[Stored data entries]

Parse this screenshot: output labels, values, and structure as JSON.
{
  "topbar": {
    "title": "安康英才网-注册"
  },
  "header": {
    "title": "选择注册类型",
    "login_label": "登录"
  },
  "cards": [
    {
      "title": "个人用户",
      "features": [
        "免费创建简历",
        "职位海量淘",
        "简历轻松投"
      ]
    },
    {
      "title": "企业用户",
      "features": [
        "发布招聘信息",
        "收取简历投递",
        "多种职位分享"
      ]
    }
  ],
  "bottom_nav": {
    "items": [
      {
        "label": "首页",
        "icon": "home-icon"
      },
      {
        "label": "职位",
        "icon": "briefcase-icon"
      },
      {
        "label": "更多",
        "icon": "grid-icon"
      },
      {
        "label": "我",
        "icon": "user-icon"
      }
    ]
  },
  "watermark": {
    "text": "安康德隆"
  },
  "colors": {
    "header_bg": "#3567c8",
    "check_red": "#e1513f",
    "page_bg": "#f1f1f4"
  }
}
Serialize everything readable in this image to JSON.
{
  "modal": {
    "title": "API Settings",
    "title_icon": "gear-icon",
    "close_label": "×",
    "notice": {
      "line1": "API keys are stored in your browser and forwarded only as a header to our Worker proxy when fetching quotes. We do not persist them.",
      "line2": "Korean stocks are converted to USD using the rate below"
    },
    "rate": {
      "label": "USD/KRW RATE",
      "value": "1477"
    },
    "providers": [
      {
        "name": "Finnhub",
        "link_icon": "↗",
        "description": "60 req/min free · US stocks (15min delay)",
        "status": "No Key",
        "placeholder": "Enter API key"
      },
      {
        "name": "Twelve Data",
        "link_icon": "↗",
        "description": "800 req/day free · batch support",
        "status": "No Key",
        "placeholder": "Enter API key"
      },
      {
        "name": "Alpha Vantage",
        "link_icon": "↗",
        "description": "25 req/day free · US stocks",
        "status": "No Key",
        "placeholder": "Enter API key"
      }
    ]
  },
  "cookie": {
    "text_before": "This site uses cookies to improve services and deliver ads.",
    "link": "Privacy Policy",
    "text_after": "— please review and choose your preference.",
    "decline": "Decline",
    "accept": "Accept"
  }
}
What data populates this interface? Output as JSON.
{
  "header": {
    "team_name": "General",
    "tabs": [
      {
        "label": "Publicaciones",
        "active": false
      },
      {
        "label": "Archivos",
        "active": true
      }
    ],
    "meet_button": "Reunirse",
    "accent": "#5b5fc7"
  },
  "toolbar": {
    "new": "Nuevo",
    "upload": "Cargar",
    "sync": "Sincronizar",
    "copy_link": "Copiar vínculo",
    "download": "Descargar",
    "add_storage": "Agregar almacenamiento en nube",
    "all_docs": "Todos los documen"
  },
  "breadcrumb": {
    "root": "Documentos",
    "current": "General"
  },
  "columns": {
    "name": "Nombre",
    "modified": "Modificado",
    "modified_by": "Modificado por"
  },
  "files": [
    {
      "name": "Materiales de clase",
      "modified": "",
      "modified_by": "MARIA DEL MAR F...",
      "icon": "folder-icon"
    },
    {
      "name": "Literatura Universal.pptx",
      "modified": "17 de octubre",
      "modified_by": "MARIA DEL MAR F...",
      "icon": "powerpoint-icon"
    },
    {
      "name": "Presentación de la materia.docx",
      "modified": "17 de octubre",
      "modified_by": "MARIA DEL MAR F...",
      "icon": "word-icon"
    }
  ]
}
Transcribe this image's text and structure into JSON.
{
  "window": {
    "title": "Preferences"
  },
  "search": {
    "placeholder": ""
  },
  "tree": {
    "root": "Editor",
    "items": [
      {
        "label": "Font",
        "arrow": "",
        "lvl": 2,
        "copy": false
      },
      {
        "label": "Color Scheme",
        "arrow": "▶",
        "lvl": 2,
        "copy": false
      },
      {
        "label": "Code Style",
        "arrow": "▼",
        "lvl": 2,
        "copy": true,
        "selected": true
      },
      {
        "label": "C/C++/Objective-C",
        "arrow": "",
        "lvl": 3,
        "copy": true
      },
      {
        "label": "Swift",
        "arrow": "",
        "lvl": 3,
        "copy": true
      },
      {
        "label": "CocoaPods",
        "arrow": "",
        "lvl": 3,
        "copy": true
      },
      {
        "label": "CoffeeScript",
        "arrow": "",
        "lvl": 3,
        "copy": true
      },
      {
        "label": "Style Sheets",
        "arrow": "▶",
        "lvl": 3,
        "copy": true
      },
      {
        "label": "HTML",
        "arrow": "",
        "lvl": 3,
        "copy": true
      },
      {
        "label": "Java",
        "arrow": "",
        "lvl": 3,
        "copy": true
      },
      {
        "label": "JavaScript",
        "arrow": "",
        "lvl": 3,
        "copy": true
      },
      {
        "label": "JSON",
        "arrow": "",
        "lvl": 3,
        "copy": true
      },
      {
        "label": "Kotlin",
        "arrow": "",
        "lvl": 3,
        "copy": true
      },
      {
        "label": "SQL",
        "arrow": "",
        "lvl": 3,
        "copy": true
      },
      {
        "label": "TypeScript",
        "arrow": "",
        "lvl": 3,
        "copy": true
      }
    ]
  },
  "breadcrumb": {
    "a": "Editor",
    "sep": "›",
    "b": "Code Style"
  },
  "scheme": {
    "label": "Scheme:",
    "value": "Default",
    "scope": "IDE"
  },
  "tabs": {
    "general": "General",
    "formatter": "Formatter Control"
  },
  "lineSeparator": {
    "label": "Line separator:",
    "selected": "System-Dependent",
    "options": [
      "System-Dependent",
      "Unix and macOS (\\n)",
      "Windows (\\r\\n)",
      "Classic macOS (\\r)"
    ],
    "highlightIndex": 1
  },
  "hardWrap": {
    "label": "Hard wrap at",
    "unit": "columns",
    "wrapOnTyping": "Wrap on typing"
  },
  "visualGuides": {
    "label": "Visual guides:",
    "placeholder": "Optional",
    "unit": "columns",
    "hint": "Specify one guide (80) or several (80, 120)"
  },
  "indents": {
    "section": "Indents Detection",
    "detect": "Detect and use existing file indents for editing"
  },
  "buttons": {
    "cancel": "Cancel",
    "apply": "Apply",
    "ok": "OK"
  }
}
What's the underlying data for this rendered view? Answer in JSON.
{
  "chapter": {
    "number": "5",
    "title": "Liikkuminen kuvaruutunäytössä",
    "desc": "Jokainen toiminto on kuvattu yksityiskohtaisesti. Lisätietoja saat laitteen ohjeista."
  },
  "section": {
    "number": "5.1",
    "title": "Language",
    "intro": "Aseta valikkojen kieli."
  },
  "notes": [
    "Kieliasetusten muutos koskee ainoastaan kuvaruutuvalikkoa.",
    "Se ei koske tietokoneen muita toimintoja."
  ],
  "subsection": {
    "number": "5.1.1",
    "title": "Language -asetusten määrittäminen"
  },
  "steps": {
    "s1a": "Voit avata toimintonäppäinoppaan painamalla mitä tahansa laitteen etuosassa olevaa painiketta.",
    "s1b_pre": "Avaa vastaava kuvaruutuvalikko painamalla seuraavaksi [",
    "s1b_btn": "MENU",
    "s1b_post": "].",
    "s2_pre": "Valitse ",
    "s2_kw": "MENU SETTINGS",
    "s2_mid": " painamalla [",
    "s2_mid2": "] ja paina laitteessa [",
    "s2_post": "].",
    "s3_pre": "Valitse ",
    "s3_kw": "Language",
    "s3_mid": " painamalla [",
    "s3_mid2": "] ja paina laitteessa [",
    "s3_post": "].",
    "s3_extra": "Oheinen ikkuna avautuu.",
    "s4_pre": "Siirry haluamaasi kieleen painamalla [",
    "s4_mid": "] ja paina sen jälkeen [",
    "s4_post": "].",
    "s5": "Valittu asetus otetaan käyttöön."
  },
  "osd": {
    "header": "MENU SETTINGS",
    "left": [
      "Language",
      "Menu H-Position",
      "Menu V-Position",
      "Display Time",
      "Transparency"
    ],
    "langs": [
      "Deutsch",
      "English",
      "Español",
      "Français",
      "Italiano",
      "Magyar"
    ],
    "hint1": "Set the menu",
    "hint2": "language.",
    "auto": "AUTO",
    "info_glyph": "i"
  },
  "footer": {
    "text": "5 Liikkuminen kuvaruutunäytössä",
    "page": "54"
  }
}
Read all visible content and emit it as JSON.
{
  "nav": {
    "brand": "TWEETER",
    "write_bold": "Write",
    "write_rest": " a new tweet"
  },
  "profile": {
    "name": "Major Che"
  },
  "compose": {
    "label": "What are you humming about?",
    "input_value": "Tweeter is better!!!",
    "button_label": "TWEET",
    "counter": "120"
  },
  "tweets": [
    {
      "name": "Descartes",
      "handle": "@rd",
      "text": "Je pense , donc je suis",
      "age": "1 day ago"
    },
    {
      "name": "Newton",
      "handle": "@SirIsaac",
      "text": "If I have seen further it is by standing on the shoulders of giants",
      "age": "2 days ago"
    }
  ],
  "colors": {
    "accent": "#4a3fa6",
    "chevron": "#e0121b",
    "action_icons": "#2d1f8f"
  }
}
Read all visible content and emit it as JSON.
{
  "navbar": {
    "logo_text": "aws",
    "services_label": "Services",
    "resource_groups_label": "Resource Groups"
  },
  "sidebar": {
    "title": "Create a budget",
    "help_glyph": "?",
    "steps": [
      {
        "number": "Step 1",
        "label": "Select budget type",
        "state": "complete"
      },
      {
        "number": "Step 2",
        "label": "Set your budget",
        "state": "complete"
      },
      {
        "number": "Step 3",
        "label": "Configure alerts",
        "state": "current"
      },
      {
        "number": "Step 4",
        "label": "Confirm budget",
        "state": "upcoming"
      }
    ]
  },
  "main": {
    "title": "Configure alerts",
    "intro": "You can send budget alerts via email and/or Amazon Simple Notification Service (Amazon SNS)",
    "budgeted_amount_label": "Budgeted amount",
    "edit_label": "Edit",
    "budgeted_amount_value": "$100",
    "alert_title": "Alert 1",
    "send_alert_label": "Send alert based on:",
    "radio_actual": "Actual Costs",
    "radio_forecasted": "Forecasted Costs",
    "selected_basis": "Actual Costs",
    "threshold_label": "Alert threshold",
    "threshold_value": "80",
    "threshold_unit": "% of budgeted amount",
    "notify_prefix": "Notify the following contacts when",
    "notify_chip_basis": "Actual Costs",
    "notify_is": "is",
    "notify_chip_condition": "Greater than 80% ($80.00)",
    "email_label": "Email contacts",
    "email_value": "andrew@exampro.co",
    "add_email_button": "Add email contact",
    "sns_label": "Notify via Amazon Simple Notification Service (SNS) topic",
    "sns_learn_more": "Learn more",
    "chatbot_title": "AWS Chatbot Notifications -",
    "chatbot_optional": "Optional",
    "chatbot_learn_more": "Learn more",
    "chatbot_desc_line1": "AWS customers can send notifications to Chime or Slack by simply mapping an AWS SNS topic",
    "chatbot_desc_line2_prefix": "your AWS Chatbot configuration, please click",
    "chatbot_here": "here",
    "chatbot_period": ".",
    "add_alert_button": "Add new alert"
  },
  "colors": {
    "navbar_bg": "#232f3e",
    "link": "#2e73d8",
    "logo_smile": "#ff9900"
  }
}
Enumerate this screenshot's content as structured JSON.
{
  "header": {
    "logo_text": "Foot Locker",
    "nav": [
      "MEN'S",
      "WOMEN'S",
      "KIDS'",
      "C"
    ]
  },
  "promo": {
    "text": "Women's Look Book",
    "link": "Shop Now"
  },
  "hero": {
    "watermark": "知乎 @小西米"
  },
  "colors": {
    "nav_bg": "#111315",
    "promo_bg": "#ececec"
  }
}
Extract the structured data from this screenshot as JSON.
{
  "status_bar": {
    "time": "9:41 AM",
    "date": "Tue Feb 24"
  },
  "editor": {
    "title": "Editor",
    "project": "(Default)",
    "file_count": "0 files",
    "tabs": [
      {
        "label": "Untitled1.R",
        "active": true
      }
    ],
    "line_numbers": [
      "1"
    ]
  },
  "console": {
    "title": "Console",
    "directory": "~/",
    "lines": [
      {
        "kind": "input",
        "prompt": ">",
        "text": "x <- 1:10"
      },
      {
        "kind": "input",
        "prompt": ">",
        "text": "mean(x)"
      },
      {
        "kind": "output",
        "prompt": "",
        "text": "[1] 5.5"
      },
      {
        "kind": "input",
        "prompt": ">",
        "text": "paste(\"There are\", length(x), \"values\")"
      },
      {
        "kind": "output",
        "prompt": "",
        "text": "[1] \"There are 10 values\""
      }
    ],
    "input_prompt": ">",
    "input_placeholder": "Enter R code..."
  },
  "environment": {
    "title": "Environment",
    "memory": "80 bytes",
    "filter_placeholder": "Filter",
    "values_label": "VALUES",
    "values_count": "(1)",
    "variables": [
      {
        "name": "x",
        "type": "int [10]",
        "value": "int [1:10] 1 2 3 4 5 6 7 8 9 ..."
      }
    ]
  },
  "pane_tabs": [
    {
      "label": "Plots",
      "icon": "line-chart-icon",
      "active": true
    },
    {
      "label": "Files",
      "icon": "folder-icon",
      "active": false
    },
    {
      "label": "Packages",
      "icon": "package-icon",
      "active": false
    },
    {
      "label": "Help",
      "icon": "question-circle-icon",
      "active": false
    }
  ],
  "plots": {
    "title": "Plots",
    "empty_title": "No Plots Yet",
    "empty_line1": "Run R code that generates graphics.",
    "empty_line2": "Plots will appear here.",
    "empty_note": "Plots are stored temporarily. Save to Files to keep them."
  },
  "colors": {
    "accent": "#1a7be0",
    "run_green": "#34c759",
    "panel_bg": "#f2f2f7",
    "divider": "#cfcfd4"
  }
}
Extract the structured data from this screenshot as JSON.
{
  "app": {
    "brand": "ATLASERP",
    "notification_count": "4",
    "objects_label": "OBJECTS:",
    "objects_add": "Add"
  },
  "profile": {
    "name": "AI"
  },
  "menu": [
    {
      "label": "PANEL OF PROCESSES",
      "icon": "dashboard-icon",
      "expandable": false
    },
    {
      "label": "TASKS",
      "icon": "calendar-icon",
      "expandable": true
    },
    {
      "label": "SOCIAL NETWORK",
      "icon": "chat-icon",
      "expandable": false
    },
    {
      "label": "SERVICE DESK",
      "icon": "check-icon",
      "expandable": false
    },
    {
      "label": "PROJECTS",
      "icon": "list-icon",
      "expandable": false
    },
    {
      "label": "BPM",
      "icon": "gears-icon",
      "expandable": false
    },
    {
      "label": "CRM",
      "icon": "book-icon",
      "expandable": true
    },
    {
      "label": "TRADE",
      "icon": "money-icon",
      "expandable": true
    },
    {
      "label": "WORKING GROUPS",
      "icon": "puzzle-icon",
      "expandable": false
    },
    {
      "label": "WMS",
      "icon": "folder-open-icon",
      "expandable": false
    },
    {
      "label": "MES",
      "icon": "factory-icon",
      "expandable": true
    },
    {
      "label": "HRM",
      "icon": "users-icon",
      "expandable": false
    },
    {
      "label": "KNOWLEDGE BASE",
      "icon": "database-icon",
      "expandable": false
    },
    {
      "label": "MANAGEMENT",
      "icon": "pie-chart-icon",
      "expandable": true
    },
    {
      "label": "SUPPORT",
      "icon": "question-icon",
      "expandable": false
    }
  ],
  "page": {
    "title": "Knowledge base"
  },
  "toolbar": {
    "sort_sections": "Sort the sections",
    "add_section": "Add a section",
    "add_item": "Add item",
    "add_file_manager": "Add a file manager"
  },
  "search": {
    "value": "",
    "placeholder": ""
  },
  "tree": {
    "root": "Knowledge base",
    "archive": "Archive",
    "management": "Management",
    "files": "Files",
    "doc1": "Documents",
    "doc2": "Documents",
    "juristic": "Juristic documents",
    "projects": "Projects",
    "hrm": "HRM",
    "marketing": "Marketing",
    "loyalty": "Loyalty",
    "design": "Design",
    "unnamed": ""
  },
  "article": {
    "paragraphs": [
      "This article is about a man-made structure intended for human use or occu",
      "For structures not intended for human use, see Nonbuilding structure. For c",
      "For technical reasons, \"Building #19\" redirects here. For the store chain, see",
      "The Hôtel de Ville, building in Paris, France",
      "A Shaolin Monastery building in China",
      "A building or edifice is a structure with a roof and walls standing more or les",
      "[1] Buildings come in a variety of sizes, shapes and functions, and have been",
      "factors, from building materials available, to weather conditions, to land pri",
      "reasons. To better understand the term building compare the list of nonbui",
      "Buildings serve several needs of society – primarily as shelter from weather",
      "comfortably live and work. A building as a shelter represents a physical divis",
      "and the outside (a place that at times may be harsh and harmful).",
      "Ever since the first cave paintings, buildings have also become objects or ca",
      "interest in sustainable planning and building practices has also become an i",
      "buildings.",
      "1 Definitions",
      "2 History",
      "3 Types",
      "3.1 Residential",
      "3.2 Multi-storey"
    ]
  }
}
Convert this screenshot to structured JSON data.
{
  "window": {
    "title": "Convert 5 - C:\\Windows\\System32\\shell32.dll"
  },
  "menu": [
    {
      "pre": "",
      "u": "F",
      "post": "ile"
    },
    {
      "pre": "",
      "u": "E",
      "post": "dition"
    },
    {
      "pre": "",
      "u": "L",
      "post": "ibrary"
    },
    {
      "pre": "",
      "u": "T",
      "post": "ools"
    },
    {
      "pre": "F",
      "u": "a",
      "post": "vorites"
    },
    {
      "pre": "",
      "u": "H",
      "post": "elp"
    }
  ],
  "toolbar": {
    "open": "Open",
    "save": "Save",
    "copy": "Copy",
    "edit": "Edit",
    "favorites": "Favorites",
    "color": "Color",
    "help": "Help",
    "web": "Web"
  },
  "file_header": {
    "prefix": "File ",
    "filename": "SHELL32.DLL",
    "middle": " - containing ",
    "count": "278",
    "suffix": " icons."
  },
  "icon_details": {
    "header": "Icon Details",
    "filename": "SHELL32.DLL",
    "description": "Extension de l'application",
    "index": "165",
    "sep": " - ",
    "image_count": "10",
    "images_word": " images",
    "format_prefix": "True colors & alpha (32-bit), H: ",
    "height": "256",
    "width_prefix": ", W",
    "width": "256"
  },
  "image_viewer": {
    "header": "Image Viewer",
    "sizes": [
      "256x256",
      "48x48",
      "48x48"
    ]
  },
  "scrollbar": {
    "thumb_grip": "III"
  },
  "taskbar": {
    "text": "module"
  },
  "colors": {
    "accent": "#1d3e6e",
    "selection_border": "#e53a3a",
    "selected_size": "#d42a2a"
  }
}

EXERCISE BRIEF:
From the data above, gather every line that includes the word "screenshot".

PROBLEM SOLUTION:
Parse this screenshot: output labels, values, and structure as JSON.
Enumerate this screenshot's content as structured JSON.
Extract the structured data from this screenshot as JSON.
Extract the structured data from this screenshot as JSON.
Convert this screenshot to structured JSON data.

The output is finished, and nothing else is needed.